Cal State Fullerton’s College of Education is working to increase the number and reach of men of color in education at all levels through the Men of Color in Education initiative, relaunched in fall 2019. The program is open to students of all majors, including business, who foresee themselves in an educationally focused career path, including business students inspired to teach economics, finance or related topics.

Titans involved in the Men of Color in Education program have access to the resources of the College of Education, including a laptop rental, and a network of fellow peers interested in the teaching profession, along with career advising and individualized mentoring. Thursday café meetings and a retreat next summer will expand the sense of community.

Currently, 20 Hispanic and African-American men are part of the cohort-based program supported through a CSUF Graduation Initiative 2025 Innovation Grant, which funds programs seeking to foster inclusion and access to a Cal State education.

All Men of Color in Education students are enrolled in READ 360 – Literacy Education for Social Change, an upper-division course with a fieldwork component taught by CSUF grad George Herrera, principal of La Puente Elementary School, which primarily serves underprivileged students.

Jovanee Castrejon, a CSUF history student who is part of the program and experienced firsthand a lack of men of color in his personal educational journey, provides this reflection. “Male teachers of color play a crucial role in the development of a student’s life because they bring cultural representation into the classroom.
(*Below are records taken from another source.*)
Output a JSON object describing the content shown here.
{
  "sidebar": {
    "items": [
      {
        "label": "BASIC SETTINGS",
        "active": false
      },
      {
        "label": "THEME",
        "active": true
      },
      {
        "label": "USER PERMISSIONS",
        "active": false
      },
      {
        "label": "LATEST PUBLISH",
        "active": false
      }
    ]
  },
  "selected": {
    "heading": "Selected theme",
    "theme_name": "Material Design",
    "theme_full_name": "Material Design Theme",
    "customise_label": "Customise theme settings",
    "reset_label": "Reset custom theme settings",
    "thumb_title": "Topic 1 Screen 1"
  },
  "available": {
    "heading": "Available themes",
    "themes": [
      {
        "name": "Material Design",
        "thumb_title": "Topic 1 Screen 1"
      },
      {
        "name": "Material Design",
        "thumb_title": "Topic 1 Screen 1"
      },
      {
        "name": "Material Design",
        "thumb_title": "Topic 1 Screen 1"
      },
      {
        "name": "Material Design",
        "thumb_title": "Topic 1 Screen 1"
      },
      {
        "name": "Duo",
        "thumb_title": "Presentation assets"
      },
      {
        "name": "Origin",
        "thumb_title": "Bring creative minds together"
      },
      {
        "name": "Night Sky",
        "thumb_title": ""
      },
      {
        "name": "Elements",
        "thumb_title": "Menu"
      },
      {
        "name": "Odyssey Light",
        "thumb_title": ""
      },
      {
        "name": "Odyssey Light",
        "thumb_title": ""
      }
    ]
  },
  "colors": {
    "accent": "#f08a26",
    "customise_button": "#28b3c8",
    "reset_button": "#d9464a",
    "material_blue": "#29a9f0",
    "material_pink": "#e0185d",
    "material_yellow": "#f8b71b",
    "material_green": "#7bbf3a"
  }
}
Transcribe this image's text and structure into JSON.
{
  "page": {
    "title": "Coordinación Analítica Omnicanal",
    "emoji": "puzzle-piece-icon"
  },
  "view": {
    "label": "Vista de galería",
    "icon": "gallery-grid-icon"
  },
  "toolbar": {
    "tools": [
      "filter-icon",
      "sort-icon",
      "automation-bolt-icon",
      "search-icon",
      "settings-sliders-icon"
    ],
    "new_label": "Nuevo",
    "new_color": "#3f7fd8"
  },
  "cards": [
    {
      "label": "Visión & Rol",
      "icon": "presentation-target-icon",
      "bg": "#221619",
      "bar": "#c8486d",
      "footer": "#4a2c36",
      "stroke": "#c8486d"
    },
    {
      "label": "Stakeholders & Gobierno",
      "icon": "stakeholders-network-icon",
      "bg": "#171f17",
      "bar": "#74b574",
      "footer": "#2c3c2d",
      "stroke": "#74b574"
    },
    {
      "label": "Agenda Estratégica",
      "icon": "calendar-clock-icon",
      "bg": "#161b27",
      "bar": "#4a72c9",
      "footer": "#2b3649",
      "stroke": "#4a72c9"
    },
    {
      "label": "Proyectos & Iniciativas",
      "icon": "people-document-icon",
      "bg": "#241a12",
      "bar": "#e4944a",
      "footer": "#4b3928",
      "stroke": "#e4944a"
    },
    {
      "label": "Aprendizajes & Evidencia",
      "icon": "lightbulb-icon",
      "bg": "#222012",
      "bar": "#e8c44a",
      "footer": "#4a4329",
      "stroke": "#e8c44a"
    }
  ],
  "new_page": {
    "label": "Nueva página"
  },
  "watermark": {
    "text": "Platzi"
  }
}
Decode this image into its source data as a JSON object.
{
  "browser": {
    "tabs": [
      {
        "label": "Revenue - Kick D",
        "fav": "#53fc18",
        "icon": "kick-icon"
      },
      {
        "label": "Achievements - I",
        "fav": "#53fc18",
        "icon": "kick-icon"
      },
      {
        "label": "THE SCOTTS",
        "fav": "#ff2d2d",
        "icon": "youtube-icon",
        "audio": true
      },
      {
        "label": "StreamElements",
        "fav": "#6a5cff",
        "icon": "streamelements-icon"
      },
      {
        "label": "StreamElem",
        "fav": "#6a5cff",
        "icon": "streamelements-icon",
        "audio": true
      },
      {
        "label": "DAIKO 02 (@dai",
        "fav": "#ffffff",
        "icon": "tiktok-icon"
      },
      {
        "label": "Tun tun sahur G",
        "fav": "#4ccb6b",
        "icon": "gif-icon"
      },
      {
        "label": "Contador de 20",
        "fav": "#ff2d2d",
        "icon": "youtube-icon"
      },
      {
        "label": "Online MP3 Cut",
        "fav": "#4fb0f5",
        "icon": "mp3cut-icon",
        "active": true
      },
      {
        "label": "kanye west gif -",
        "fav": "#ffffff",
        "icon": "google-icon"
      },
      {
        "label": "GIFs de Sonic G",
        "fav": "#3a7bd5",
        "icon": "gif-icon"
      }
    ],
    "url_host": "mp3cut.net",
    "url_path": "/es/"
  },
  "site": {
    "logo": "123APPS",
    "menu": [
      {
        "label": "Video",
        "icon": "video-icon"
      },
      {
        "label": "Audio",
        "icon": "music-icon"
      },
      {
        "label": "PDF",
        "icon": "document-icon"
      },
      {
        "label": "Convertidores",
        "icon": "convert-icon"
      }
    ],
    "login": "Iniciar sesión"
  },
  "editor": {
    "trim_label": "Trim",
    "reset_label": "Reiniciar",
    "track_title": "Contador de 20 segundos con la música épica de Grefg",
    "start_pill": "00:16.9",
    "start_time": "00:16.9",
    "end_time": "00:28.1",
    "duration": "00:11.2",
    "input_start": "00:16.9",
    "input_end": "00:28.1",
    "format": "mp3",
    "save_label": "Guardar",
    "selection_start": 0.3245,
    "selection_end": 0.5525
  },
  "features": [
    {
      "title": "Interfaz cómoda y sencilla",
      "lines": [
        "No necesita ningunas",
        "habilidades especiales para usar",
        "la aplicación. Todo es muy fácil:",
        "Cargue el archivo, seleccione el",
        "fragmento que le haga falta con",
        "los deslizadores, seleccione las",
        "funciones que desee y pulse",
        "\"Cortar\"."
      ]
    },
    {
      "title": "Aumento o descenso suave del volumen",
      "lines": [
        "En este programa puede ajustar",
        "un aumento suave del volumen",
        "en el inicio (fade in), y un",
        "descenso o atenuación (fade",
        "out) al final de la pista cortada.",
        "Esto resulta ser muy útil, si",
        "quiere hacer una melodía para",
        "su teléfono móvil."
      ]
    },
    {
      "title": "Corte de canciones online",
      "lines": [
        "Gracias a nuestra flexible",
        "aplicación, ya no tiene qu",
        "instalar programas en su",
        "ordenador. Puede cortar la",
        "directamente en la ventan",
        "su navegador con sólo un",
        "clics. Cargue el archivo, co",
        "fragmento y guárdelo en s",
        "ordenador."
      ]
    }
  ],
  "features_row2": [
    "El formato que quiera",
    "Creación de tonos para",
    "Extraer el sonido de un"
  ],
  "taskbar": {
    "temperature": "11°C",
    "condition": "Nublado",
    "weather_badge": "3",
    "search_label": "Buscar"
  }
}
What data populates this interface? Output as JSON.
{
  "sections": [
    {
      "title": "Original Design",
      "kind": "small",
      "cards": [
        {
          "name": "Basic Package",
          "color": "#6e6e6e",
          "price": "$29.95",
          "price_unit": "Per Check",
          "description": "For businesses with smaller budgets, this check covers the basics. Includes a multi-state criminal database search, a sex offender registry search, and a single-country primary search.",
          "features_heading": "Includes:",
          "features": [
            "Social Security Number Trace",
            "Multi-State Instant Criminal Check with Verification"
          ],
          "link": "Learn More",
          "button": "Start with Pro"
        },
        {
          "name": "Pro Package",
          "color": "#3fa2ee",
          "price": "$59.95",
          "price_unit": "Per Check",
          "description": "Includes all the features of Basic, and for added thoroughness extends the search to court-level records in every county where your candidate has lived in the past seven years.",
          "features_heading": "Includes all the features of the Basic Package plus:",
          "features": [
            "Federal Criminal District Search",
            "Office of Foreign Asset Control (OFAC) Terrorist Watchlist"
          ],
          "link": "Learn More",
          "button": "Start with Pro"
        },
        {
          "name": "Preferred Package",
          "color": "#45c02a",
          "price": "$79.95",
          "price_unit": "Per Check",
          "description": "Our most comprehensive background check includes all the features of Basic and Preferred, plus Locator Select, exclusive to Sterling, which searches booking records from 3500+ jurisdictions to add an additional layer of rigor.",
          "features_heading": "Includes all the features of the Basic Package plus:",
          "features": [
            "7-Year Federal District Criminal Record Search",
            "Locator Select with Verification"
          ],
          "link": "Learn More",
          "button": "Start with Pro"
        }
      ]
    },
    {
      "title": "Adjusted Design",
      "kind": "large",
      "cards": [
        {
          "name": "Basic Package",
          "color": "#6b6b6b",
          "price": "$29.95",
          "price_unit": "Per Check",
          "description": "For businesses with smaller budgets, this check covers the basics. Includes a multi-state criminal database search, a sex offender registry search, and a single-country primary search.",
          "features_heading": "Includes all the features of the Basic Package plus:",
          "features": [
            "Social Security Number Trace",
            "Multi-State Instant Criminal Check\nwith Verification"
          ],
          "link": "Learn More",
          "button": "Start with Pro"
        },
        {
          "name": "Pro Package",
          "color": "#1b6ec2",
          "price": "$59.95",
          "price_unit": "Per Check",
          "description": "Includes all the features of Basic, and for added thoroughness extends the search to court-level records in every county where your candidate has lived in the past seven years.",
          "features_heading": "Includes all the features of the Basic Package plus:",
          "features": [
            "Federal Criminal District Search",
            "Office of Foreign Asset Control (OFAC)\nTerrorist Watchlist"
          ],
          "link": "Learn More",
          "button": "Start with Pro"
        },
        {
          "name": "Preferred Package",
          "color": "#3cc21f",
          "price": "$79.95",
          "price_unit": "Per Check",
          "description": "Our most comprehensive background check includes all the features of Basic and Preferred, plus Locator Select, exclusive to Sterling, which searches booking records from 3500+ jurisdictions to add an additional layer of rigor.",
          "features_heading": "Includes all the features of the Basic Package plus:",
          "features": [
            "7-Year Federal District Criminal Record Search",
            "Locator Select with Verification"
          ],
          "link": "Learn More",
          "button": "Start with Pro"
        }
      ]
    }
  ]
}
I hope to be a male role model to inspire and touch the lives of students in a positive way.”

For more information, reach out to the Center for Careers in Teaching at 657-278-7130, visit the Men of Color in Education Initiative online, or read this CSUF News highlight.